Component data from apps and pages

BEGIN

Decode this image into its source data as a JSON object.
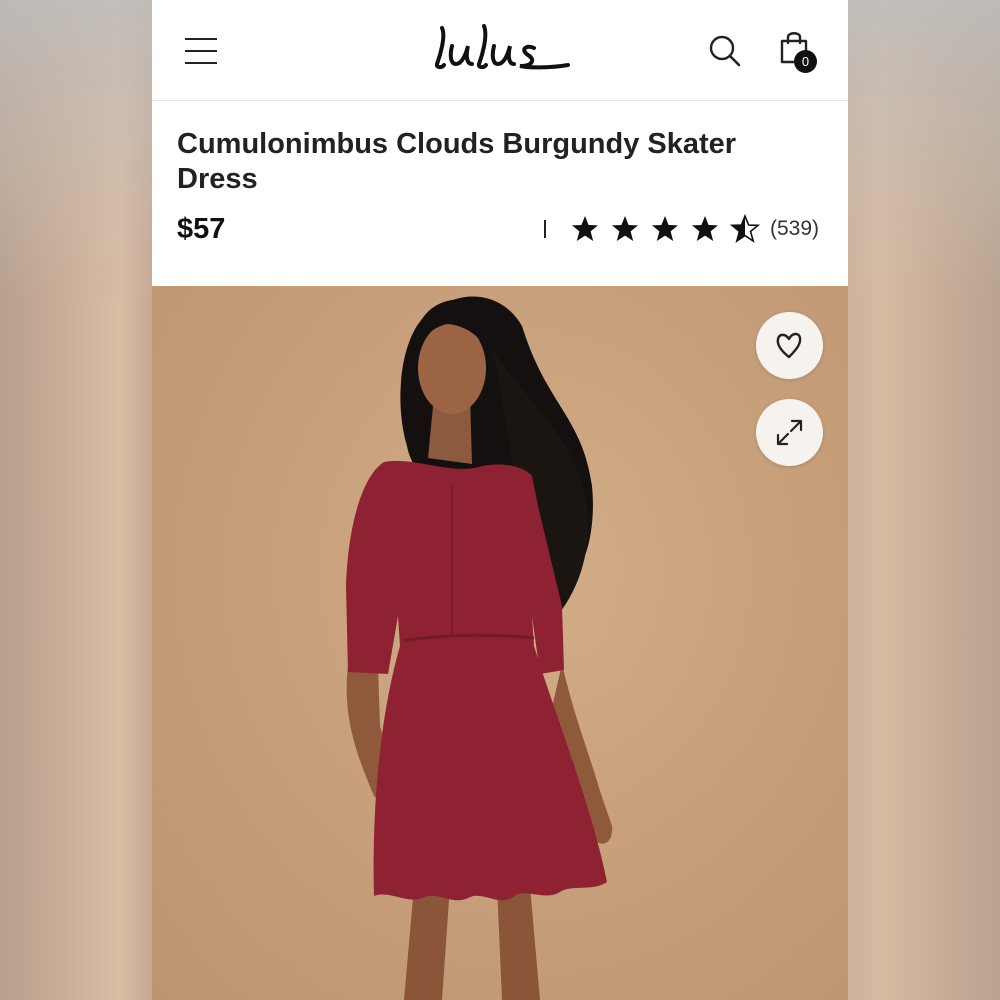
{
  "header": {
    "logo_text": "Lulus",
    "cart_count": "0",
    "icons": [
      "menu-icon",
      "search-icon",
      "shopping-bag-icon"
    ]
  },
  "product": {
    "title": "Cumulonimbus Clouds Burgundy Skater Dress",
    "price": "$57",
    "rating_value": 4.5,
    "rating_max": 5,
    "review_count": "(539)"
  },
  "image_actions": {
    "icons": [
      "heart-icon",
      "expand-icon"
    ]
  },
  "colors": {
    "dress": "#8e2233",
    "background": "#c8a17c",
    "text": "#222222",
    "badge": "#111111"
  }
}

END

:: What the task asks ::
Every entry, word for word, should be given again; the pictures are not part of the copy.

:: Response ::
Decode this image into its source data as a JSON object.
{
  "header": {
    "logo_text": "Lulus",
    "cart_count": "0",
    "icons": [
      "menu-icon",
      "search-icon",
      "shopping-bag-icon"
    ]
  },
  "product": {
    "title": "Cumulonimbus Clouds Burgundy Skater Dress",
    "price": "$57",
    "rating_value": 4.5,
    "rating_max": 5,
    "review_count": "(539)"
  },
  "image_actions": {
    "icons": [
      "heart-icon",
      "expand-icon"
    ]
  },
  "colors": {
    "dress": "#8e2233",
    "background": "#c8a17c",
    "text": "#222222",
    "badge": "#111111"
  }
}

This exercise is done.